──────── INFORMATION

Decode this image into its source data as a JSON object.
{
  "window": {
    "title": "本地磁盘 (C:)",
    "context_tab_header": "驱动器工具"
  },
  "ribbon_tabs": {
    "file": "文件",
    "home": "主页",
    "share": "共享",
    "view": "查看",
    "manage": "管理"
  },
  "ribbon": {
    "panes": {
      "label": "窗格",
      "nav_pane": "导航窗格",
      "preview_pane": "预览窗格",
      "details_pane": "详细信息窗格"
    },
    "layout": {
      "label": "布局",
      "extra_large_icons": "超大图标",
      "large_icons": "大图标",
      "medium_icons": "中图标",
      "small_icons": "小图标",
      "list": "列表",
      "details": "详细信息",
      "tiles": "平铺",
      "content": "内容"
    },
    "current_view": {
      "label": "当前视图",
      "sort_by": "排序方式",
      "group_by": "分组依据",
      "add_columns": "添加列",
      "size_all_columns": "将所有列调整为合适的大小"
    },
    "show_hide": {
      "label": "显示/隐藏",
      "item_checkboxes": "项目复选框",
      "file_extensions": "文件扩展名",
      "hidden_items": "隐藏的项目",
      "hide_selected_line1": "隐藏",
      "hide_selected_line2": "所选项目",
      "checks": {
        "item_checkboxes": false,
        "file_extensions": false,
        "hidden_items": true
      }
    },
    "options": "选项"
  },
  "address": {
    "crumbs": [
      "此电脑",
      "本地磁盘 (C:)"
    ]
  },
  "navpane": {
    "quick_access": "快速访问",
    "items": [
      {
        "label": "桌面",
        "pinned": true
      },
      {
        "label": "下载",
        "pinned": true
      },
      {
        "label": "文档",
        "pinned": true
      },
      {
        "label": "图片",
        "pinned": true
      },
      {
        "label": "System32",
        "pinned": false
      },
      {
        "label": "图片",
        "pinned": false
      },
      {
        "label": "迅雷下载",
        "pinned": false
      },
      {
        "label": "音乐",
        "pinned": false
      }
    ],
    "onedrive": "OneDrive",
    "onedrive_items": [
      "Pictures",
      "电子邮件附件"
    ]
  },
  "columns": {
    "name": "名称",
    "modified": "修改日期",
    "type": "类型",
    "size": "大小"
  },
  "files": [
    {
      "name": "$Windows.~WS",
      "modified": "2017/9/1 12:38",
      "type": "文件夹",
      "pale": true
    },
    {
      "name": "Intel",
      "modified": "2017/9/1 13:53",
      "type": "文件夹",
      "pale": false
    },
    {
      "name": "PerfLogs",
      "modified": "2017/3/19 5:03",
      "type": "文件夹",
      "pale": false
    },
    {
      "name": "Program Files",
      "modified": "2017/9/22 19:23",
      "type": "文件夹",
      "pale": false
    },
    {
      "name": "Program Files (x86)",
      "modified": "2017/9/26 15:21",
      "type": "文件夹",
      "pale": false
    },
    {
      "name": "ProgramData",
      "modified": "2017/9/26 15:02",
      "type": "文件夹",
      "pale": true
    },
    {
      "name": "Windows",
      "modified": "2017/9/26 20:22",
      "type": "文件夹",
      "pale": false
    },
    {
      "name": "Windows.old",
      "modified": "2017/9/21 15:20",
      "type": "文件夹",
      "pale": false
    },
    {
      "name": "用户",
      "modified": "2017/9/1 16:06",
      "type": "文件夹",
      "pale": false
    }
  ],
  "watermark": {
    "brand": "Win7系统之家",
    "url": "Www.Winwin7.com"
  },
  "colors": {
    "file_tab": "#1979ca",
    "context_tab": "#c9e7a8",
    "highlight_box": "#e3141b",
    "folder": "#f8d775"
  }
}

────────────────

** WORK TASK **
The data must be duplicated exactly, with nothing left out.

** TASK RESPONSE **
Decode this image into its source data as a JSON object.
{
  "window": {
    "title": "本地磁盘 (C:)",
    "context_tab_header": "驱动器工具"
  },
  "ribbon_tabs": {
    "file": "文件",
    "home": "主页",
    "share": "共享",
    "view": "查看",
    "manage": "管理"
  },
  "ribbon": {
    "panes": {
      "label": "窗格",
      "nav_pane": "导航窗格",
      "preview_pane": "预览窗格",
      "details_pane": "详细信息窗格"
    },
    "layout": {
      "label": "布局",
      "extra_large_icons": "超大图标",
      "large_icons": "大图标",
      "medium_icons": "中图标",
      "small_icons": "小图标",
      "list": "列表",
      "details": "详细信息",
      "tiles": "平铺",
      "content": "内容"
    },
    "current_view": {
      "label": "当前视图",
      "sort_by": "排序方式",
      "group_by": "分组依据",
      "add_columns": "添加列",
      "size_all_columns": "将所有列调整为合适的大小"
    },
    "show_hide": {
      "label": "显示/隐藏",
      "item_checkboxes": "项目复选框",
      "file_extensions": "文件扩展名",
      "hidden_items": "隐藏的项目",
      "hide_selected_line1": "隐藏",
      "hide_selected_line2": "所选项目",
      "checks": {
        "item_checkboxes": false,
        "file_extensions": false,
        "hidden_items": true
      }
    },
    "options": "选项"
  },
  "address": {
    "crumbs": [
      "此电脑",
      "本地磁盘 (C:)"
    ]
  },
  "navpane": {
    "quick_access": "快速访问",
    "items": [
      {
        "label": "桌面",
        "pinned": true
      },
      {
        "label": "下载",
        "pinned": true
      },
      {
        "label": "文档",
        "pinned": true
      },
      {
        "label": "图片",
        "pinned": true
      },
      {
        "label": "System32",
        "pinned": false
      },
      {
        "label": "图片",
        "pinned": false
      },
      {
        "label": "迅雷下载",
        "pinned": false
      },
      {
        "label": "音乐",
        "pinned": false
      }
    ],
    "onedrive": "OneDrive",
    "onedrive_items": [
      "Pictures",
      "电子邮件附件"
    ]
  },
  "columns": {
    "name": "名称",
    "modified": "修改日期",
    "type": "类型",
    "size": "大小"
  },
  "files": [
    {
      "name": "$Windows.~WS",
      "modified": "2017/9/1 12:38",
      "type": "文件夹",
      "pale": true
    },
    {
      "name": "Intel",
      "modified": "2017/9/1 13:53",
      "type": "文件夹",
      "pale": false
    },
    {
      "name": "PerfLogs",
      "modified": "2017/3/19 5:03",
      "type": "文件夹",
      "pale": false
    },
    {
      "name": "Program Files",
      "modified": "2017/9/22 19:23",
      "type": "文件夹",
      "pale": false
    },
    {
      "name": "Program Files (x86)",
      "modified": "2017/9/26 15:21",
      "type": "文件夹",
      "pale": false
    },
    {
      "name": "ProgramData",
      "modified": "2017/9/26 15:02",
      "type": "文件夹",
      "pale": true
    },
    {
      "name": "Windows",
      "modified": "2017/9/26 20:22",
      "type": "文件夹",
      "pale": false
    },
    {
      "name": "Windows.old",
      "modified": "2017/9/21 15:20",
      "type": "文件夹",
      "pale": false
    },
    {
      "name": "用户",
      "modified": "2017/9/1 16:06",
      "type": "文件夹",
      "pale": false
    }
  ],
  "watermark": {
    "brand": "Win7系统之家",
    "url": "Www.Winwin7.com"
  },
  "colors": {
    "file_tab": "#1979ca",
    "context_tab": "#c9e7a8",
    "highlight_box": "#e3141b",
    "folder": "#f8d775"
  }
}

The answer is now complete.